» **YOUR TASK**
Below are the records. List every line holding the word "Bonuspunkte".

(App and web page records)
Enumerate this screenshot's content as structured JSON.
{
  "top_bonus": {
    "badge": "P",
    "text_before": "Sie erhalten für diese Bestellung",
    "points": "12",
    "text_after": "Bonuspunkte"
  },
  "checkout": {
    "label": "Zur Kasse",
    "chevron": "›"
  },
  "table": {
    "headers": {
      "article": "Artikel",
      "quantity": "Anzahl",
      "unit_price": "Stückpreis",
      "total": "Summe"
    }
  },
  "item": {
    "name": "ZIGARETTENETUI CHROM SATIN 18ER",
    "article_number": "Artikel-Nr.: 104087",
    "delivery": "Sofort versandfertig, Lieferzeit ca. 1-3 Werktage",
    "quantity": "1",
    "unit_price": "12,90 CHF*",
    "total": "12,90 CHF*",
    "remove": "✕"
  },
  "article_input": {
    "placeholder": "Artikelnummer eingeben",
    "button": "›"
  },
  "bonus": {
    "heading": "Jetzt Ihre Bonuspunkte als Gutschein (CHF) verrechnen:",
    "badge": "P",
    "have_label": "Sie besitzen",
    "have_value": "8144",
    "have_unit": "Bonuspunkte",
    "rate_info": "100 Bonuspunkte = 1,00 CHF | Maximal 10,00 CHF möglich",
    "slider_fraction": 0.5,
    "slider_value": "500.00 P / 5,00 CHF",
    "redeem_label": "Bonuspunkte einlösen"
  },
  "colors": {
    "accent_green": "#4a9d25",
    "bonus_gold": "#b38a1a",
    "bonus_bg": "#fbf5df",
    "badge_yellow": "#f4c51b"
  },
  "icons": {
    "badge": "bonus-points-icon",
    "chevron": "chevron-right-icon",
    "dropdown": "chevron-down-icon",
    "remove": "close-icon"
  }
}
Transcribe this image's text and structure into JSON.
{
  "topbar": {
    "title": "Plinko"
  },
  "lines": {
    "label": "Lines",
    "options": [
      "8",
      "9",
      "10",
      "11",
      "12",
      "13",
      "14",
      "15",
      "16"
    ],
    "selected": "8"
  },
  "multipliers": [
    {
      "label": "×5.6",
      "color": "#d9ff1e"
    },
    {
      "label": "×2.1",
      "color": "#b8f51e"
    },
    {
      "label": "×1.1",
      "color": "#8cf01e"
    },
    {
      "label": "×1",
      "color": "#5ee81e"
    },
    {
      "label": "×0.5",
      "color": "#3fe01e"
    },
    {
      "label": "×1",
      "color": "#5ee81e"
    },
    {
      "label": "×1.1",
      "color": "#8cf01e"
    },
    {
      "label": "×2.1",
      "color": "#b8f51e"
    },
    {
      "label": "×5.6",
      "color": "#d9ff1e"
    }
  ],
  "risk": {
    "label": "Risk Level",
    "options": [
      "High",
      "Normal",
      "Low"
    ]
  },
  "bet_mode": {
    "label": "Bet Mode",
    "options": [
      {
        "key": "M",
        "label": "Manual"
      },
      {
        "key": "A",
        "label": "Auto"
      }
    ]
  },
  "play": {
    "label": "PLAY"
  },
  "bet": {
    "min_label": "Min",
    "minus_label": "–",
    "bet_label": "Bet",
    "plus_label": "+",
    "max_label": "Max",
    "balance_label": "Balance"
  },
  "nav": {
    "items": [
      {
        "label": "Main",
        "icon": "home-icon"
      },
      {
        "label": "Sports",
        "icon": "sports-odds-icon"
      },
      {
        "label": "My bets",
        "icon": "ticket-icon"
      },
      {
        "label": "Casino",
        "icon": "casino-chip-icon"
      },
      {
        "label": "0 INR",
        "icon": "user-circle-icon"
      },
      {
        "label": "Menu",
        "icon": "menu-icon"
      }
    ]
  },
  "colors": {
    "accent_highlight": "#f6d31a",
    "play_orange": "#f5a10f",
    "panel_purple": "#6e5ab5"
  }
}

» **WRITTEN RESPONSE**
    "text_after": "Bonuspunkte"
    "heading": "Jetzt Ihre Bonuspunkte als Gutschein (CHF) verrechnen:",
    "have_unit": "Bonuspunkte",
    "rate_info": "100 Bonuspunkte = 1,00 CHF | Maximal 10,00 CHF möglich",
    "redeem_label": "Bonuspunkte einlösen"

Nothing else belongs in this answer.